==== Records shown ====
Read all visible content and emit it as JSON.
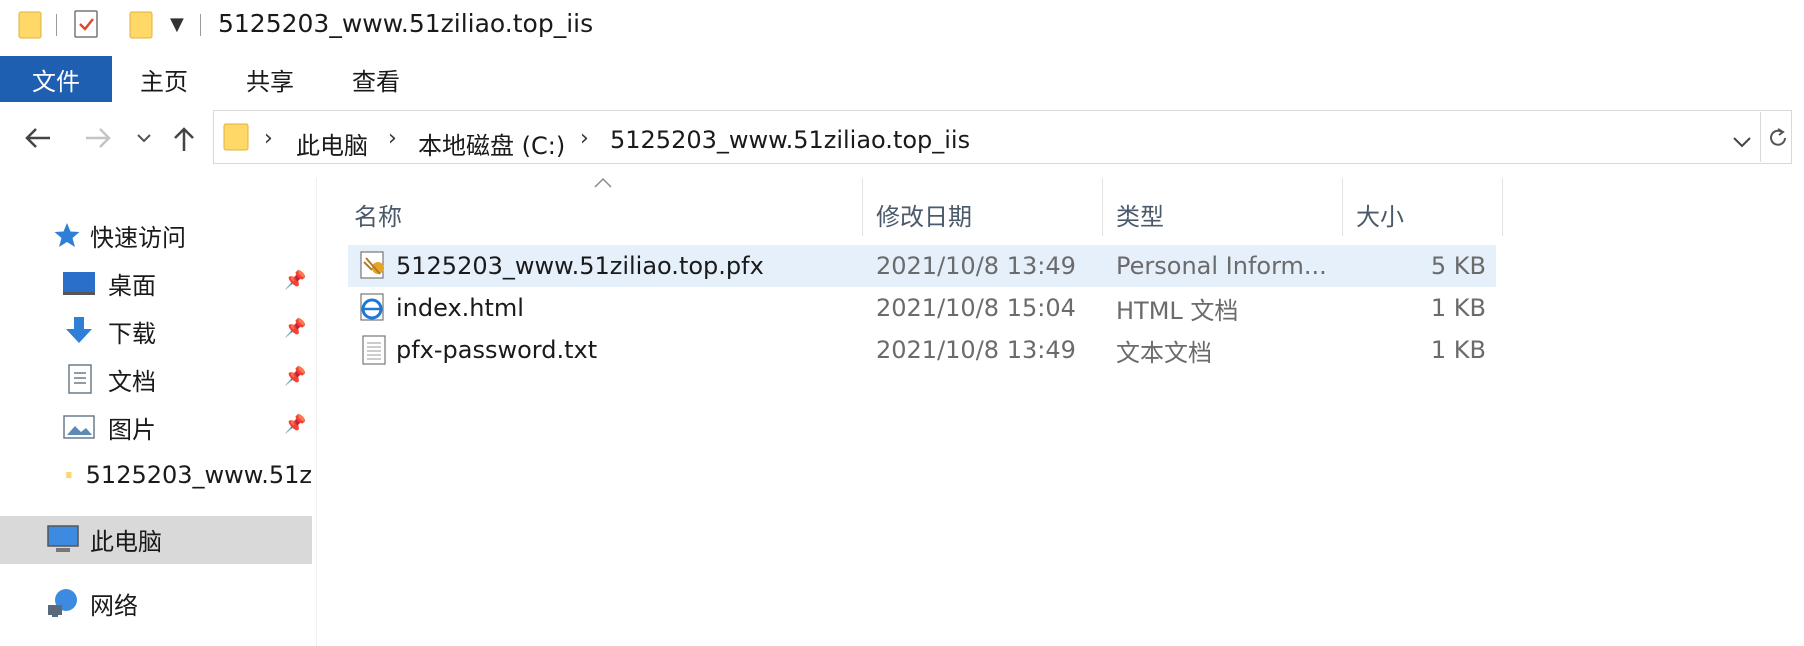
{
  "window": {
    "title": "5125203_www.51ziliao.top_iis"
  },
  "ribbon": {
    "tabs": [
      "文件",
      "主页",
      "共享",
      "查看"
    ]
  },
  "address": {
    "crumbs": [
      "此电脑",
      "本地磁盘 (C:)",
      "5125203_www.51ziliao.top_iis"
    ]
  },
  "sidebar": {
    "quick_access": "快速访问",
    "items": [
      {
        "label": "桌面",
        "icon": "desktop-icon",
        "pinned": true
      },
      {
        "label": "下载",
        "icon": "download-icon",
        "pinned": true
      },
      {
        "label": "文档",
        "icon": "document-icon",
        "pinned": true
      },
      {
        "label": "图片",
        "icon": "pictures-icon",
        "pinned": true
      },
      {
        "label": "5125203_www.51z",
        "icon": "folder-icon",
        "pinned": false
      }
    ],
    "this_pc": "此电脑",
    "network": "网络"
  },
  "columns": {
    "name": "名称",
    "date": "修改日期",
    "type": "类型",
    "size": "大小"
  },
  "files": [
    {
      "name": "5125203_www.51ziliao.top.pfx",
      "date": "2021/10/8 13:49",
      "type": "Personal Inform...",
      "size": "5 KB",
      "icon": "certificate-icon",
      "selected": true
    },
    {
      "name": "index.html",
      "date": "2021/10/8 15:04",
      "type": "HTML 文档",
      "size": "1 KB",
      "icon": "edge-html-icon",
      "selected": false
    },
    {
      "name": "pfx-password.txt",
      "date": "2021/10/8 13:49",
      "type": "文本文档",
      "size": "1 KB",
      "icon": "text-file-icon",
      "selected": false
    }
  ],
  "colors": {
    "accent": "#1f5fb2",
    "selection": "#e6f0fb",
    "nav_selected": "#d9d9d9"
  }
}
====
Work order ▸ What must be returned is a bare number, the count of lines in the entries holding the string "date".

Task output ▸ 4